Latest articles

Green manure crops can put more green in your pockets

If organic producers can look past having a year out of crop production, green manure plow-down crops can pay off

For organic grain producers, your best investment is the crop you never harvest.

“I can never stress green manure plow-down enough. It is your most valuable crop,” said Steven Snider, who runs an organic grain operation near Edberg.

“Part of your farm should be soil building with a green manure plow-down. Don’t cheat yourself on green manure plow-downs.”

Green manure is a crop grown strictly to boost soil fertility — not to harvest. That can be hard for producers to wrap their heads around, Snider said at the Organic Alberta conference in late February.

“Farmers constantly get caught in the spiral of trying to make money, and they keep pushing their land harder than they should,” he said.

“When they push it hard, it just yields less, and you end up in this downward spiral as your revenue gets lower and lower and you get more and more desperate.

“That’s when we see people exiting the industry.”

Right now, one-quarter of Snider’s productive acres are put into a green manure plow-down crop, but in the past, he was doing a green manure plow-down every other year.

“We’re not doing that anymore, but we were seeing good quality and low dockage. We were seeing a billable, marketable product that was making us money,” said Snider.

Investing in the soil

But for most producers, the biggest hurdle is having acres that aren’t in production.

“You’ve got to remember that those are the acres that will return the next two years very well for you,” said Snider.

“Your green manure plow-down acres are going to yield the best of all your acres, they’re going to be the cleanest of all your acres, and they’re also the most flexible of all your acres.”

“You’ve got to look for a three-year cropping return, not one.”

Producers can do that by “looking for opportunities in your rotation,” said Joanna MacKenzie, who works with the Organic Agriculture Centre of Canada at Dalhousie University.

“You don’t necessarily always need to take a year out of your rotation to include a green manure,” said MacKenzie, who also spoke at the conference.

“There are options that can let you do that without sacrificing a lot of years of production, like relay cropping or underseeding.”

But the key to making the most of that year out of production is “managing your green manures with the same care you would with any cash crop.”

“You want to be sure that the green manure you’re planting is going to do as well as it possibly can,” said MacKenzie.

“They’re basically the fertility engine that’s going to fuel the rest of the rotation, so you want to get the maximum benefit out of them by managing them with as much care as you can.

“That way, you’re offsetting that economic loss you might be having from not having a cash crop in your rotation and really maximizing your return on using these green manures.”

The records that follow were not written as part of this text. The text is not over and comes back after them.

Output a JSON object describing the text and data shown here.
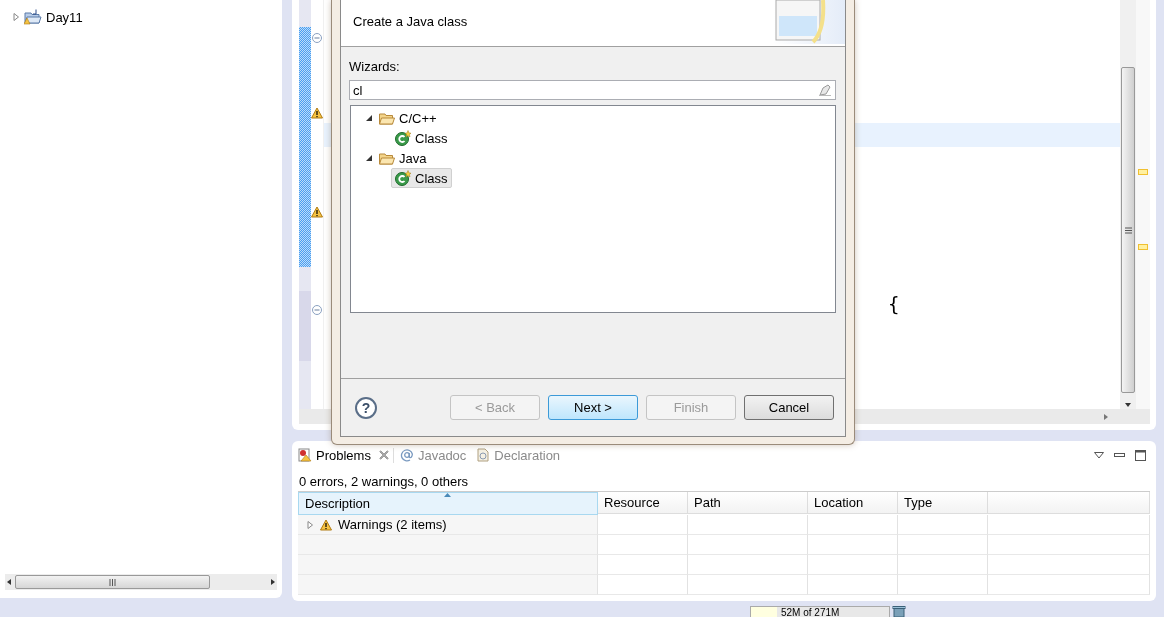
{
  "project_tree": {
    "items": [
      {
        "label": "Day11",
        "expanded": false
      }
    ]
  },
  "editor": {
    "text": "{"
  },
  "dialog": {
    "description": "Create a Java class",
    "filter_label": "Wizards:",
    "filter": {
      "value": "cl"
    },
    "wizards": [
      {
        "label": "C/C++",
        "expanded": true,
        "children": [
          {
            "label": "Class",
            "selected": false
          }
        ]
      },
      {
        "label": "Java",
        "expanded": true,
        "children": [
          {
            "label": "Class",
            "selected": true
          }
        ]
      }
    ],
    "help": "?",
    "buttons": [
      {
        "label": "< Back",
        "disabled": true,
        "default": false
      },
      {
        "label": "Next >",
        "disabled": false,
        "default": true
      },
      {
        "label": "Finish",
        "disabled": true,
        "default": false
      },
      {
        "label": "Cancel",
        "disabled": false,
        "default": false
      }
    ]
  },
  "problems": {
    "tabs": [
      {
        "label": "Problems",
        "selected": true
      },
      {
        "label": "Javadoc",
        "selected": false
      },
      {
        "label": "Declaration",
        "selected": false
      }
    ],
    "summary": "0 errors, 2 warnings, 0 others",
    "columns": [
      "Description",
      "Resource",
      "Path",
      "Location",
      "Type"
    ],
    "rows": [
      {
        "label": "Warnings (2 items)",
        "expanded": false
      }
    ]
  },
  "status_bar": {
    "memory": "52M of 271M"
  }
}
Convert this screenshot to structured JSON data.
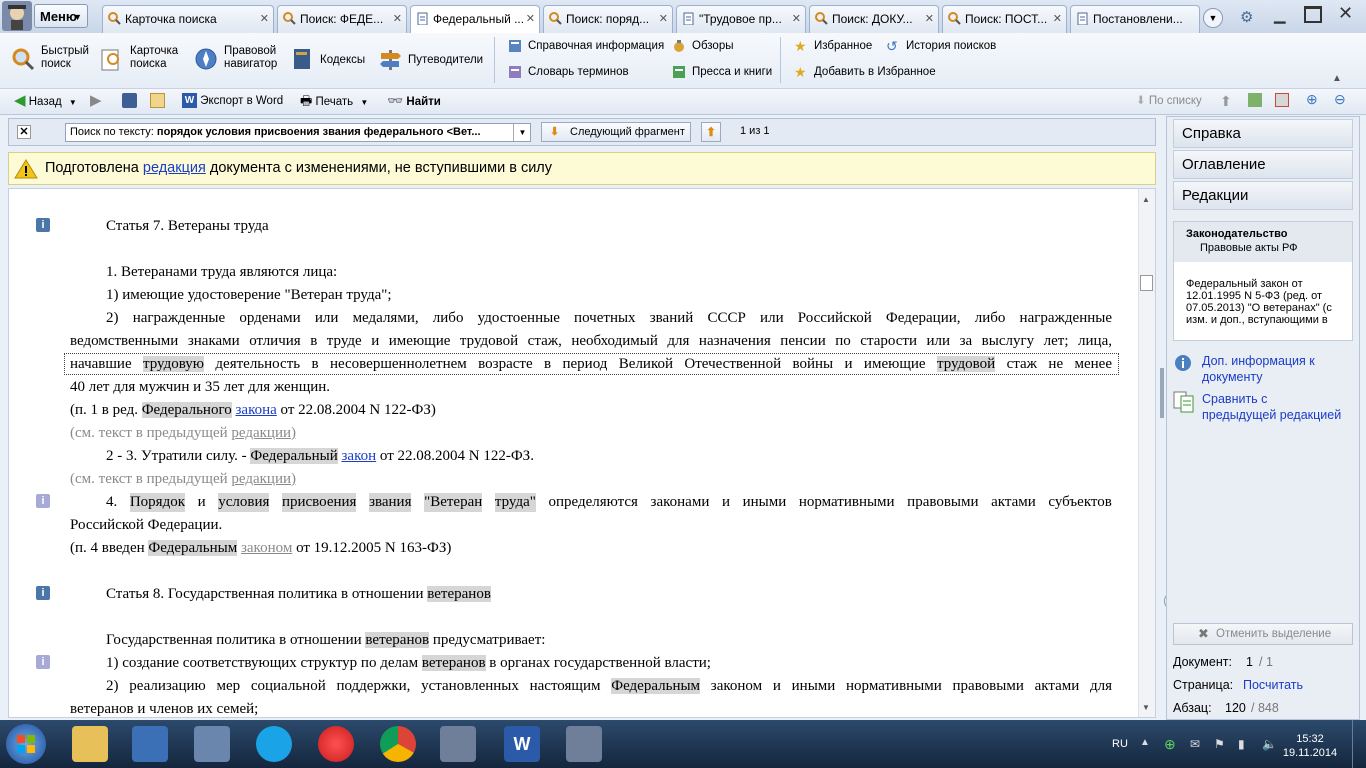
{
  "menu": {
    "label": "Меню"
  },
  "tabs": [
    {
      "label": "Карточка поиска"
    },
    {
      "label": "Поиск: ФЕДЕ..."
    },
    {
      "label": "Федеральный ..."
    },
    {
      "label": "Поиск: поряд..."
    },
    {
      "label": "\"Трудовое пр..."
    },
    {
      "label": "Поиск: ДОКУ..."
    },
    {
      "label": "Поиск: ПОСТ..."
    },
    {
      "label": "Постановлени..."
    }
  ],
  "toolbar": {
    "quick_search": "Быстрый поиск",
    "card_search": "Карточка поиска",
    "legal_navigator": "Правовой навигатор",
    "codes": "Кодексы",
    "guides": "Путеводители",
    "reference_info": "Справочная информация",
    "reviews": "Обзоры",
    "favorites": "Избранное",
    "search_history": "История поисков",
    "glossary": "Словарь терминов",
    "press_books": "Пресса и книги",
    "add_favorites": "Добавить в Избранное"
  },
  "toolbar2": {
    "back": "Назад",
    "export_word": "Экспорт в Word",
    "print": "Печать",
    "find": "Найти",
    "by_list": "По списку"
  },
  "searchbar": {
    "prefix": "Поиск по тексту:",
    "query": "порядок  условия присвоения звания федерального <Вет...",
    "next_fragment": "Следующий фрагмент",
    "counter": "1 из 1"
  },
  "notice": {
    "before": "Подготовлена ",
    "link": "редакция",
    "after": " документа с изменениями, не вступившими в силу"
  },
  "doc": {
    "art7_title": "Статья 7. Ветераны труда",
    "p1": "1. Ветеранами труда являются лица:",
    "p1_1": "1) имеющие удостоверение \"Ветеран труда\";",
    "p1_2a": "2) награжденные орденами или медалями, либо удостоенные почетных званий СССР или Российской Федерации, либо награжденные",
    "p1_2b": "ведомственными знаками отличия в труде и имеющие трудовой стаж, необходимый для назначения пенсии по старости или за выслугу лет; лица,",
    "p1_2c_1": "начавшие ",
    "p1_2c_hl1": "трудовую",
    "p1_2c_2": " деятельность в несовершеннолетнем возрасте в период Великой Отечественной войны и имеющие ",
    "p1_2c_hl2": "трудовой",
    "p1_2c_3": " стаж не менее",
    "p1_2d": "40 лет для мужчин и 35 лет для женщин.",
    "red1_a": "(п. 1 в ред. ",
    "red1_hl": "Федерального",
    "red1_sp": " ",
    "red1_link": "закона",
    "red1_b": " от 22.08.2004 N 122-ФЗ)",
    "prev1_a": "(см. текст в предыдущей ",
    "prev1_link": "редакции)",
    "p23_a": "2 - 3. Утратили силу. - ",
    "p23_hl": "Федеральный",
    "p23_sp": " ",
    "p23_link": "закон",
    "p23_b": " от 22.08.2004 N 122-ФЗ.",
    "prev2_a": "(см. текст в предыдущей ",
    "prev2_link": "редакции)",
    "p4_w1": "4.",
    "p4_w2": "Порядок",
    "p4_w3": "и",
    "p4_w4": "условия",
    "p4_w5": "присвоения",
    "p4_w6": "звания",
    "p4_w7": "\"Ветеран",
    "p4_w8": "труда\"",
    "p4_w9": "определяются",
    "p4_w10": "законами",
    "p4_w11": "и",
    "p4_w12": "иными",
    "p4_w13": "нормативными",
    "p4_w14": "правовыми",
    "p4_w15": "актами",
    "p4_w16": "субъектов",
    "p4_b": "Российской Федерации.",
    "red4_a": "(п. 4 введен ",
    "red4_hl": "Федеральным",
    "red4_sp": " ",
    "red4_link": "законом",
    "red4_b": " от 19.12.2005 N 163-ФЗ)",
    "art8_title_a": "Статья 8. Государственная политика в отношении ",
    "art8_title_hl": "ветеранов",
    "art8_p_a": "Государственная политика в отношении ",
    "art8_p_hl": "ветеранов",
    "art8_p_b": " предусматривает:",
    "art8_1_a": "1) создание соответствующих структур по делам ",
    "art8_1_hl": "ветеранов",
    "art8_1_b": " в органах государственной власти;",
    "art8_2_a": "2) реализацию мер социальной поддержки, установленных настоящим ",
    "art8_2_hl": "Федеральным",
    "art8_2_b": " законом и иными нормативными правовыми актами для",
    "art8_2c": "ветеранов и членов их семей;",
    "info_icon": "i"
  },
  "rpanel": {
    "help": "Справка",
    "toc": "Оглавление",
    "editions": "Редакции",
    "law_title": "Законодательство",
    "law_sub": "Правовые акты РФ",
    "law_desc_1": "Федеральный закон от",
    "law_desc_2": "12.01.1995 N 5-ФЗ (ред. от",
    "law_desc_3": "07.05.2013) \"О ветеранах\" (с",
    "law_desc_4": "изм. и доп., вступающими в",
    "more_info_1": "Доп. информация к",
    "more_info_2": "документу",
    "compare_1": "Сравнить с",
    "compare_2": "предыдущей редакцией",
    "clear_selection": "Отменить выделение",
    "document_label": "Документ:",
    "document_value": "1",
    "document_total": "/ 1",
    "page_label": "Страница:",
    "page_value": "Посчитать",
    "para_label": "Абзац:",
    "para_value": "120",
    "para_total": "/ 848"
  },
  "taskbar": {
    "lang": "RU",
    "time": "15:32",
    "date": "19.11.2014"
  }
}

Choosing the right green manure

And that starts with choosing the right type of green manure for your operation.

“You have to think about what fits best with the way you farm,” said MacKenzie.

For cash crop farms, green manures are “one of your main sources of nitrogen fertility.”

“Unless you have a great relationship with a livestock producer, it’s difficult to ship manure around, and it’s expensive,” she said. “When you have a large acreage, you don’t want to be buying an input if you don’t have to.”

In cash crop rotations, there’s also “a lot more” flexibility when choosing a green manure than there is in a livestock operation.

“You can look at more of the annual green manures and some of the things that aren’t so great for grazing.”

If you are running a mixed farming operation, consider using perennial crops like alfalfa or clover that can also serve as hay or forage for your livestock.

“With this, you’re getting an economic benefit even during your green manure year,” said MacKenzie.

But if you silage the crop, “it’s a crop — not a green manure plow-down,” cautioned Snider.

“I silaged it once, and I’ll never do it again,” he said. “I had a fababean, pea, barley, and oat plow-down that was absolutely tremendous. I was young and I had payments to make, so I went to the neighbour to silage it off. I got a cheque that wasn’t bad but it wasn’t great.

“And I paid for that for the next three years. It cost me far more in production than he paid me for that silage.”

And whatever type of operation you have, leave the dirty work to someone else, said Snider.

“You should always hire someone to plow it under for you. It’s too hard to sit on a tractor and look back at the stuff that’s being turned under.”

About the author

Reporter

Jennifer Blair is a Red Deer-based reporter with a post-secondary education in professional writing and nearly 10 years of experience in corporate communications, policy development, and journalism. She's spent half of her career telling stories about an industry she loves for an audience she admires--the farmers who work every day to build a better agriculture industry in Alberta.

explore

Stories from our other publications

Comments